Conversely, children have an insatiable curiosity about the world, vibrant imaginations and intense intellects that must be respected. Inquiry learning in all subjects is based on these principles.
Dr Neil Hooley, Essendon West
Make your voice heard
New legislation before the Victorian Parliament is seeking to permanently enshrine government over reach into the lives and livelihoods of regional Victorians.
High vaccination rates and the winding back of restrictions on our society have sent a ripple of hope through our communities that our lives are getting back on track.
Vibrancy is returning to our pubs, cafes and wineries, kids are back in the classroom, community sport is back on the agenda and we're all eagerly anticipating a 'normal' Christmas with the people we love most.
But at a time when we need certainty, the Andrews Labor Government is seeking the power to permanently hold our lives to ransom.

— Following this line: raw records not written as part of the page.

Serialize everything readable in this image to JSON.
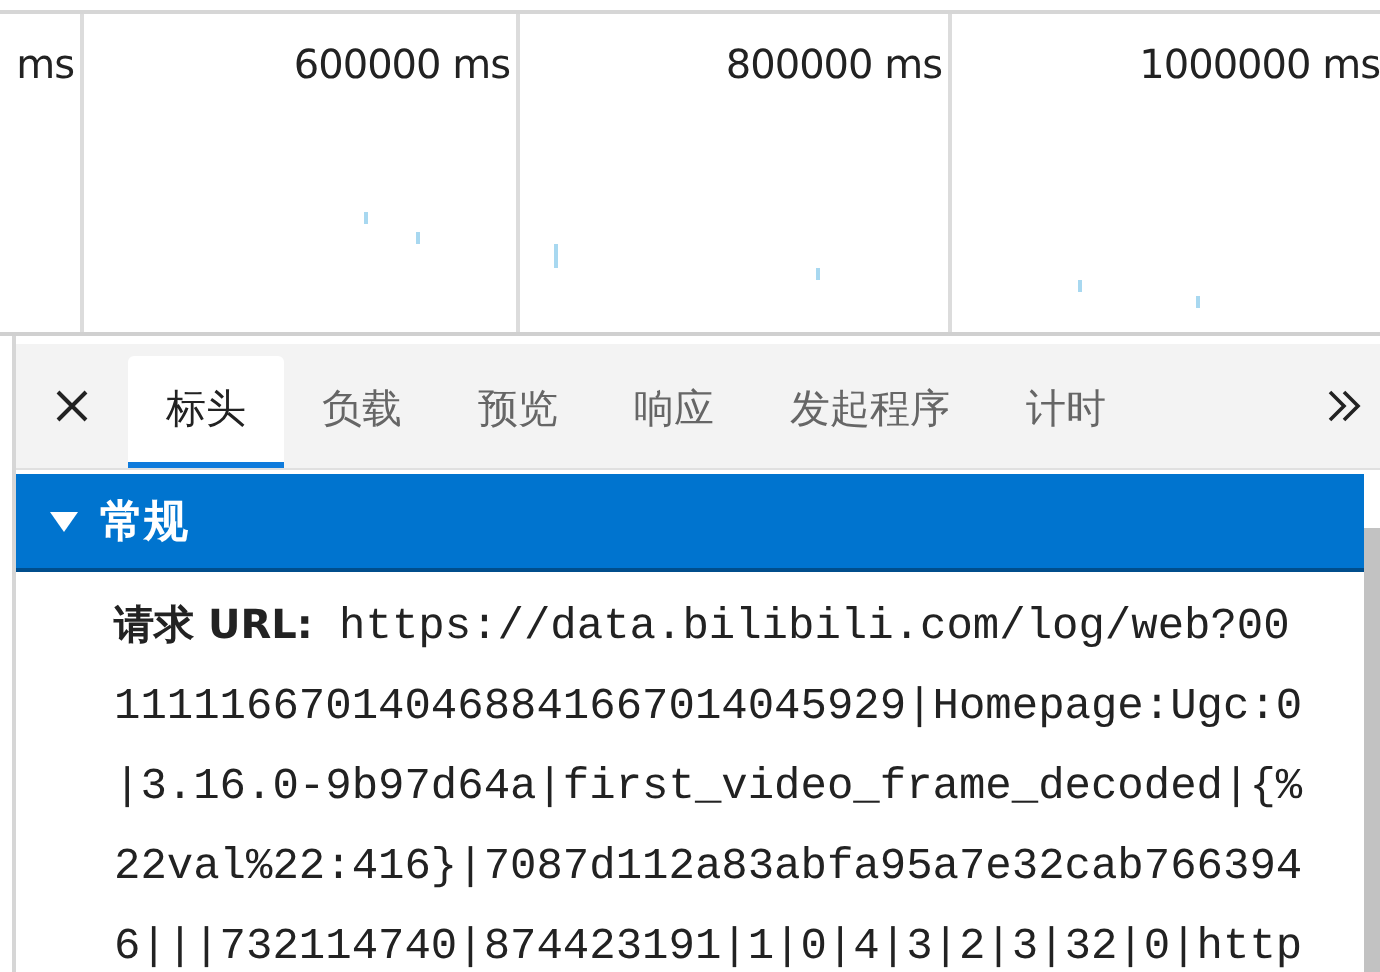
{
  "timeline": {
    "ticks": [
      "ms",
      "600000 ms",
      "800000 ms",
      "1000000 ms"
    ]
  },
  "tabs": [
    {
      "label": "标头",
      "selected": true
    },
    {
      "label": "负载",
      "selected": false
    },
    {
      "label": "预览",
      "selected": false
    },
    {
      "label": "响应",
      "selected": false
    },
    {
      "label": "发起程序",
      "selected": false
    },
    {
      "label": "计时",
      "selected": false
    }
  ],
  "section": {
    "title": "常规",
    "expanded": true,
    "rows": [
      {
        "label": "请求 URL:",
        "value": "https://data.bilibili.com/log/web?00111116670140468841667014045929|Homepage:Ugc:0|3.16.0-9b97d64a|first_video_frame_decoded|{%22val%22:416}|7087d112a83abfa95a7e32cab7663946|||732114740|874423191|1|0|4|3|2|3|32|0|http"
      }
    ]
  }
}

Labor's proposed pandemic management laws hand the premier extraordinary powers, including the power to unilaterally make a "pandemic declaration" without warning and "whether or not ... the pandemic disease is present in Victoria".
A 'pandemic declaration' could last indefinitely in blocks of three months, with no accountability to Parliament or the Victorian people.
The Nationals have proposed common sense changes to these laws to make sure the government of the day is accountable.
We do not support handing over everything - our rights, our liberties, our livelihoods - to one person. That is not how democracy works.
Under our Private Members Bill, extensions to emergency or pandemic declarations would require a 3/5ths vote of the Legislative Assembly and the Legislative Council.
Victorians cannot suffer a repeat of the last 18 months. We need new protections that ensure transparency and accountability are at the centre of current and future pandemic responses.
If you agree, make your voice heard by signing our petition HERE.
Peter Walsh, Leader of The Nationals